Page and application data records →
========
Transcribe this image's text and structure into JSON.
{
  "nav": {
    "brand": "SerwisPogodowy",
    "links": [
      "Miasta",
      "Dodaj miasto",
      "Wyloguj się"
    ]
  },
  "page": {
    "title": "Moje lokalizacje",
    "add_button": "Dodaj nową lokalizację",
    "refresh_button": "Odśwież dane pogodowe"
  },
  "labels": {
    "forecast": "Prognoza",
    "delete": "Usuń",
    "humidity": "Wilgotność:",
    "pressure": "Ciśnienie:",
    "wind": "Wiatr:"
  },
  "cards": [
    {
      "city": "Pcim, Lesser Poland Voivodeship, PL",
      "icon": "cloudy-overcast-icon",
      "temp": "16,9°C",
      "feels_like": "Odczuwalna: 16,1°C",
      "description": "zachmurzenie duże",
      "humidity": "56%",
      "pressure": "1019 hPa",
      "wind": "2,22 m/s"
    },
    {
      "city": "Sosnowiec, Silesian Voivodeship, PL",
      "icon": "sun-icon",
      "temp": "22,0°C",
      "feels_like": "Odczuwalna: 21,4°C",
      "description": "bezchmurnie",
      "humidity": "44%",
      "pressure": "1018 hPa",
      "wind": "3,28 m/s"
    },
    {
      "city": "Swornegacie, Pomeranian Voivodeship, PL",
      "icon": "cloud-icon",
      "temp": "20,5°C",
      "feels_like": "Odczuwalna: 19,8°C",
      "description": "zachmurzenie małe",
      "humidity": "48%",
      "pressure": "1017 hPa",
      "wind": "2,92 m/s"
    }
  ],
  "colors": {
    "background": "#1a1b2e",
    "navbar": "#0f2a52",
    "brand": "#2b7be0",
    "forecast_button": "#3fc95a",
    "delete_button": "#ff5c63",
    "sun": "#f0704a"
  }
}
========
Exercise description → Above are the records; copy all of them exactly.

Task answer →
Transcribe this image's text and structure into JSON.
{
  "nav": {
    "brand": "SerwisPogodowy",
    "links": [
      "Miasta",
      "Dodaj miasto",
      "Wyloguj się"
    ]
  },
  "page": {
    "title": "Moje lokalizacje",
    "add_button": "Dodaj nową lokalizację",
    "refresh_button": "Odśwież dane pogodowe"
  },
  "labels": {
    "forecast": "Prognoza",
    "delete": "Usuń",
    "humidity": "Wilgotność:",
    "pressure": "Ciśnienie:",
    "wind": "Wiatr:"
  },
  "cards": [
    {
      "city": "Pcim, Lesser Poland Voivodeship, PL",
      "icon": "cloudy-overcast-icon",
      "temp": "16,9°C",
      "feels_like": "Odczuwalna: 16,1°C",
      "description": "zachmurzenie duże",
      "humidity": "56%",
      "pressure": "1019 hPa",
      "wind": "2,22 m/s"
    },
    {
      "city": "Sosnowiec, Silesian Voivodeship, PL",
      "icon": "sun-icon",
      "temp": "22,0°C",
      "feels_like": "Odczuwalna: 21,4°C",
      "description": "bezchmurnie",
      "humidity": "44%",
      "pressure": "1018 hPa",
      "wind": "3,28 m/s"
    },
    {
      "city": "Swornegacie, Pomeranian Voivodeship, PL",
      "icon": "cloud-icon",
      "temp": "20,5°C",
      "feels_like": "Odczuwalna: 19,8°C",
      "description": "zachmurzenie małe",
      "humidity": "48%",
      "pressure": "1017 hPa",
      "wind": "2,92 m/s"
    }
  ],
  "colors": {
    "background": "#1a1b2e",
    "navbar": "#0f2a52",
    "brand": "#2b7be0",
    "forecast_button": "#3fc95a",
    "delete_button": "#ff5c63",
    "sun": "#f0704a"
  }
}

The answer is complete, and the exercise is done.